Programs during 100 years have been historical, contemporary, and global. They were literary and arts oriented in the early years. Later themes have included: “Great Religions of the World,” “Inns of America,” “Women in History,” “Presidents or Presidents’ Families” and the ever-popular “Program of Your Choice.” Recently, current members studied the arts — arts of many kinds — for several years running.
Often guest artists are invited to present the Christmas celebration program. For example, the 82nd Airborne Division Chorus gave an outstanding performance in a recent year. A presentation by members titled “The Holly and the Ivy,” made the spirit come alive. John’s restaurant was a favorite location for the Christmas luncheon for several years. Use of club talent is encouraged.
The club currently has two members who are worthy of note. Anne Culbreth is a true daughter, her mother having been a long-time member of the club in the early years, as well as two of her
aunts, a niece and a cousin, who was a charter member. She joined in 1978. Another daughter, Helen Sharpe, was invited into the club after her mother, Eva Pat Seawell, moved from St. Pauls to Lumberton in the late 1970s and became a member. Helen’s historic connection is that her mother-in-law, Mrs. J.A. Sharpe, was a charter member.
Mary Stephens at the age of 103, closer to 104, is older than the club. She joined in 1947 and was made a life member in 2009.

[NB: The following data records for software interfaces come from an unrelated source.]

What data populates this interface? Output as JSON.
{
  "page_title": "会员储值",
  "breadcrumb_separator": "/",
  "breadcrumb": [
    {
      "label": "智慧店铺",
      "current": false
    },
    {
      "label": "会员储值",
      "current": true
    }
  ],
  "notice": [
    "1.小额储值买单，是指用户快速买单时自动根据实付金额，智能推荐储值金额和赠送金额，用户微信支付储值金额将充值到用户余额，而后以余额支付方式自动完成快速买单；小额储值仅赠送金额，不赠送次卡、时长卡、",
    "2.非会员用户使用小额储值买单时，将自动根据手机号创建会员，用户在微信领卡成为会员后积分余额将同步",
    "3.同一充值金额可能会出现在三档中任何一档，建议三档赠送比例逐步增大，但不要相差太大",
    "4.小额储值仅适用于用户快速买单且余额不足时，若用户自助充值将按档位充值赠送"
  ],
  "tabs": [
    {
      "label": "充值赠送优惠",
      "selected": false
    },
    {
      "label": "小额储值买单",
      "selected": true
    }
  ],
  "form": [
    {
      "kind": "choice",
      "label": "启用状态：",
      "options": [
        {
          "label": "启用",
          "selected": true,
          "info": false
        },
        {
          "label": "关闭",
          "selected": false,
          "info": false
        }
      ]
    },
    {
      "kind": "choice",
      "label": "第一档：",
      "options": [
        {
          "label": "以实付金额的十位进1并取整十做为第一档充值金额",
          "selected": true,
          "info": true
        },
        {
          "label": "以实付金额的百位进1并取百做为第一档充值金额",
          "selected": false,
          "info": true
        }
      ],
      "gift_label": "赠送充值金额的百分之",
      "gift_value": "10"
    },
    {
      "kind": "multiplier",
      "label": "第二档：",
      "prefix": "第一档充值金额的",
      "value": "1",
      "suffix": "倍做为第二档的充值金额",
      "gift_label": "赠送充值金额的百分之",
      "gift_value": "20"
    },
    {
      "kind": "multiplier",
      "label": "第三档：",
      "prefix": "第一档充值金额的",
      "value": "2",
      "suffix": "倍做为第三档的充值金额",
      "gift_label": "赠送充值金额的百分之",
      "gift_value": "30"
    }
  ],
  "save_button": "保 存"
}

The members of the Lumbee Study Club will celebrate the club’s Centennial on the same day and month it was begun 100 years ago, the second Thursday of November.